Forces and motives that cause the rise and fall of empires
by Professor Alan Bowman FBA
15 Jun 2015
Analysis of the structural forces and the human motives that shape and change political, social and economic behavior over the longue durée is a large part of what history is about and the ‘lessons of the past’ should be applied sensitively and without dogmatism to the present and (within the limits of predictability) to the future. That is not to say that ‘history repeats itself’.
The legacy of the Roman empire in Europe, north Africa and the Middle East is profound and influential, not least in encouraging us to think about causes of the rise and fall of empires. This empire had strong political government and economic prosperity for several centuries. How should its ‘decline and fall’ be understood and does it matter to us, or to contemporary politicians? If the answer to second part of the question is negative, it becomes merely an antiquarian pastime with little current relevance or impact.
I believe it does matter. The recent general election turned out to be decisive, yet we may still wonder what might happen if no-one wins enough political support to establish a durable power-base. That is a critical matter, regardless of how the political support is expressed – through the democratic process, as in much of modern Europe, or through dictatorial control of military and economic resources as in ancient Rome (and not a few modern states too). In the Roman empire the power of the central government and the Emperor was by and large stable until the end of the Severan dynasty (AD 235). The following fifty years, sometimes called the ‘military anarchy’, saw a series of short-lived emperors (frequently more than one at a time) whose position was based on military support from regional sectors or sections of the army. Few lasted long and the tendency to form regional and ‘independent’ ‘sub-empires’ is notable (for example, in Gaul, Syria and Egypt, Britain).
The breakdown of control of communication routes was a critical factor in weakening a central government based in Rome and the fulcrum perceptibly shifted northward. As Sir Ronald Syme, one of the most distinguished 20th-century historians of ancient Rome, succinctly put it, ‘The key to the history of Europe is the line of the Orient Express’. After this period of ‘anarchy’ the emperor Diocletian was able to re-stabilise the empire at the end of the third century, by effectively restructuring the power of the emperor(s) in a collegiate form and by recognising the inevitable separation of west and east which was to lead to the foundation of Constantinople as an eastern capital and a massive increase in the complex bureaucratic structures of governance. The importance of the modern counterparts of such forces, not least in contemporary Europe, might be weighed against the emergence of more parochial, or even xenophobic, tendencies.
Ultimately, from the perspective of the reign of Constantine (AD 305 -337) one would not say that the whole empire had ‘collapsed’ or even declined in all regions. The east, and parts of north Africa, still look strong and vigorous, parts of the west less so as we move through the fourth and into the fifth century.

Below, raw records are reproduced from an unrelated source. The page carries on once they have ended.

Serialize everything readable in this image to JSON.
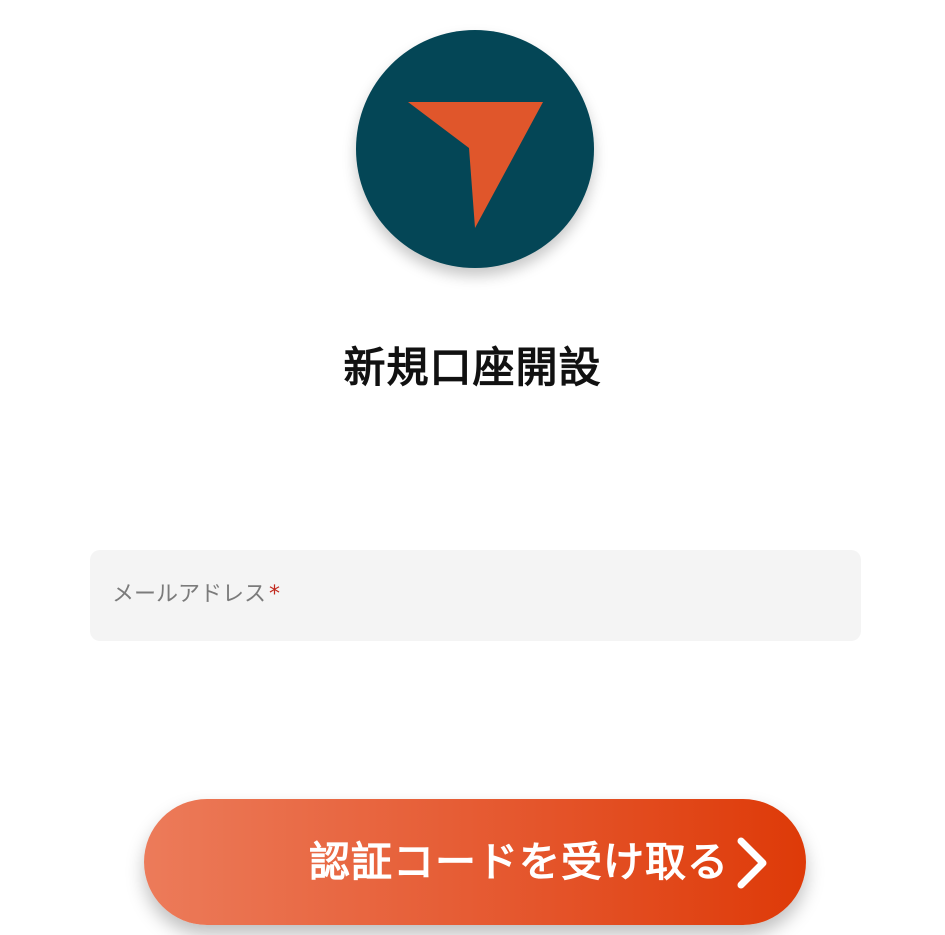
{
  "brand": {
    "logo_icon": "paper-plane-arrow-icon",
    "circle_color": "#044656",
    "arrow_color": "#e0562b"
  },
  "page": {
    "title": "新規口座開設"
  },
  "form": {
    "email_label": "メールアドレス",
    "required_mark": "*"
  },
  "actions": {
    "submit_label": "認証コードを受け取る",
    "submit_icon": "chevron-right-icon"
  }
}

The economic picture broadly matches, with some severe monetary and fiscal dislocation in the period of ‘anarchy’, though the basic economic structures still functioned in some form, and recovery from AD 300 onwards. That recovery rested on reform and restabilisation of the currency, now based on gold in coined form (the ‘solidus’) – though we still do not quite know where or how fresh supplies of gold were acquired. It is also hugely significant that the state and the imperial house gradually withdrew from ownership and direct management of economic assets, principally by selling off their landholdings to private owners, whose tax position was relatively favorable. The rich became richer and the poor certainly did not – the gap seems to have widened and the socio-economic pressures were aggravated, particularly on the ‘middling’ urban residents who now seem to have a smaller share of the benefits of Roman rule. A resonant scenario?
Geographically, the overall picture is again patchy: significant prosperity and even demographic growth in the Middle East and north Africa, a more striking scenario of ‘decline’ in the north-west.
Then there is religion. In the second and third centuries the establishment was threatened by fanatical individuals and dissident groups, who challenged the law, the state religion, the social order, agitating the underprivileged, that is the poor and women (and even slaves), and seeking conspicuous and showy martyrdom for their beliefs without compromise. Does one forcibly suppress them or attempt to acculturate, to absorb them into the political and social structures? Who were they? The dangerous Christians, of course. Suppression was tried, and it failed. One individual (the emperor Constantine) was the catalyst of that failure and of the more inclusive approach which within a century led to the accumulation of massive wealth by the Church and to the conversion of individuals, families and social groups at the highest political and economic levels across the empire. But it was never exactly one homogeneous and harmonious community – there were (and still are) still huge sectarian and doctrinal differences within it, for which people were prepared to fight and to die.
Quo vadis? – as St Peter is supposed to have said.
Alan Bowman is the British Academy’s Vice-President for Humanities and Principal of Brasenose College, University of Oxford.